[This is part of the Justification: Five Views mini-series]
Last week, thanks to IVP Academic, we continued our journey through Justification: Five Views by looking at the Roman Catholic view. This week, we’ll move on to examine the Lutheran Deification view of justification as explained by Veli-Matti Karkkainen.
Many people are familiar with movements like the New Perspective on Paul. Fewer are perhaps aware of a “New Perspective on Luther.” Growing from scholarly dialogue between Finnish schools and Russian Orthodox scholars, the “new interpretation of Luther” is gradually making its way here to America dialogue.
The idea of “deification” or “theosis” is a key component of Orthodox theology and the Finnish interpretation of Luther finds basis for it in his writings as well. The basic points, as summarized by Karkkainen, are (221-222):
- Luther’s understanding of salvation can be expressed not only in terms of the doctrine of justification, but also – occasionally – in terms of theosis
- For Luther, the main idea of justification is Christ present in faith
- In contrast to the theology of the Lutheran confessions, Luther does not make a distinction between forensic and effective justification, but rather argue justification includes both
- There, justification means not only sanctification, but also good works, since Christ present in faith makes the Christian a “christ” to the neighbor (! see fuller quote below)
As Karkkainen then says:
The purpose of this essay is to consider the ecumenical and systematic potential of the emerging convergence between the Protestant idea of salvation as justification and the Eastern Church’s notion of salvation as justification and the Eastern Church’s notion of salvation as theosis and the relation of those developments to the emerging rapprochement between Protestant and Roman Catholic views (222).

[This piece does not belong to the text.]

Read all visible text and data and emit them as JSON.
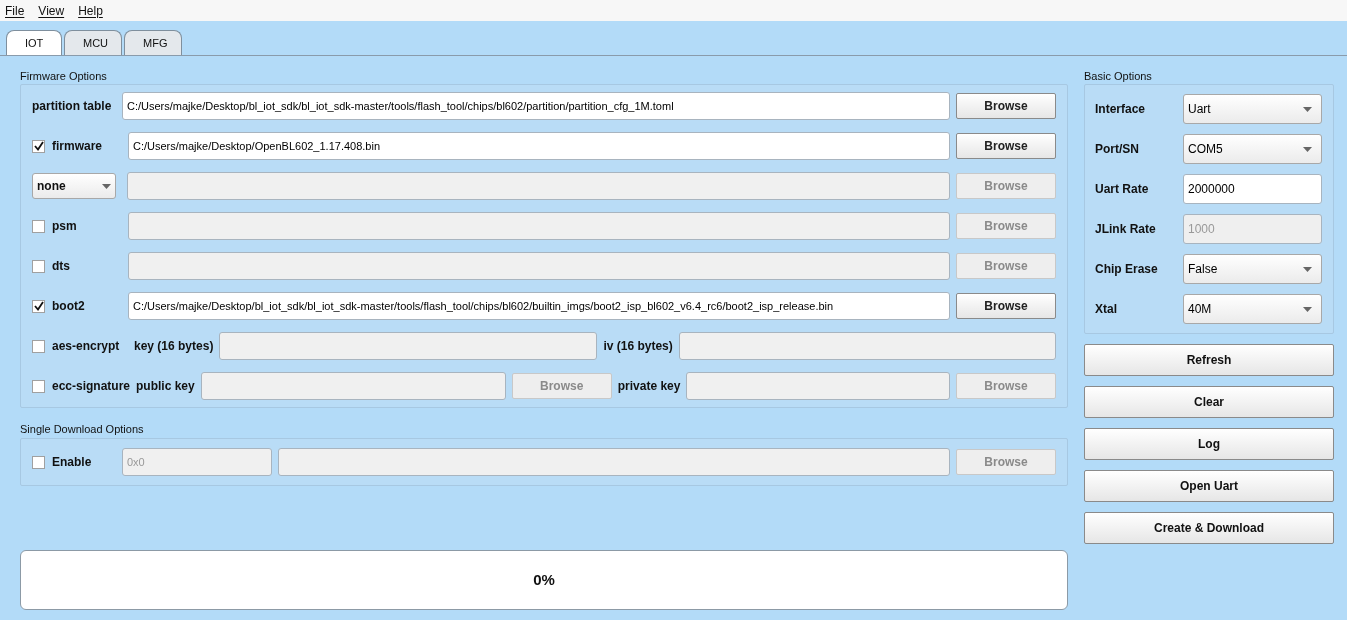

His aim is neither to convince readers that the new interpretation is supreme, nor to think centuries of debate could be erased if we just understood each other better. Rather, he hopes to introduce readers and his colleagues to new vistas of interpretation both in Luther and justification.
His essay has four parts:
- Understanding Luther in relation to theosis
- Exploring the implications of this interpretation of Luther to the Catholic-Lutheran joint agreement
- Setting ecumenical convergence into wider theological perspective
- Engaging in critical dialogue with the new interpretation of Luther
Overall, his essay was interesting, but again not all that convincing. In light of some recent email exchanges and reflecting on what I’ve written elsewhere (but need to revise/revisit) I thought it was worth quoting Karkkainen at length discussing Luther and good works:
In line with sola gratia, Luther insists we can certainly do nothing for our salvation. On the contrary, God makes the sinner nihil, “nothing” to help him or her to open up to the righteousness of God. Yet good works spring from the union – theosis, if you may – between Christ and the believer and, thus, from Christ’s real presence in the believer. The Christian becomes a “work of Christ,” and even more a “christ” to the neighbor; the Christian does what Christ does (228).
When put in this form, it seems just a bit odd to say that believers become “christ” to the neighbor. I’ve said similar things, but in the process of re-thinking, and this certainly helps frame things.
In response to Karkkainen’s essay, Michael Horton observes that “there is a significant difference between saying Luther’s understanding of justification does not exclude deification and understanding his view of justification as deification” (244). I would agree, and also add Michael Bird’s point that Karkkainen “nowhere in his essay defines what he actually means by theosis or deification” (250). I’ve initially left it vague in my review here so you could experience that same effect. But, considering that “ideas of theosis are notoriously varied among ancient and modern theologians,” working with a vague concept is not bound to be very illuminating.
James Dunn and Oliver Rafferty are a bit more appreciative of Karkkainen’s position than are Bird or Horton, but even they are a bit apprehensive. Dunn is for exegetical reasons and Rafferty seems skeptical with a new interpretation of Luther moves the conversation forward between Catholics and Lutherans.
In the end, though I found his position interesting and am intrigued by this exposure to the “new interpretation of Luther,” I don’t think theosis, unless strictly defined as participation in God’s energies (rather than his essence) is a helpful category for bridging the justification divide. It is however a topic for further examination, and maybe I’ll be able to dig into it more in the future.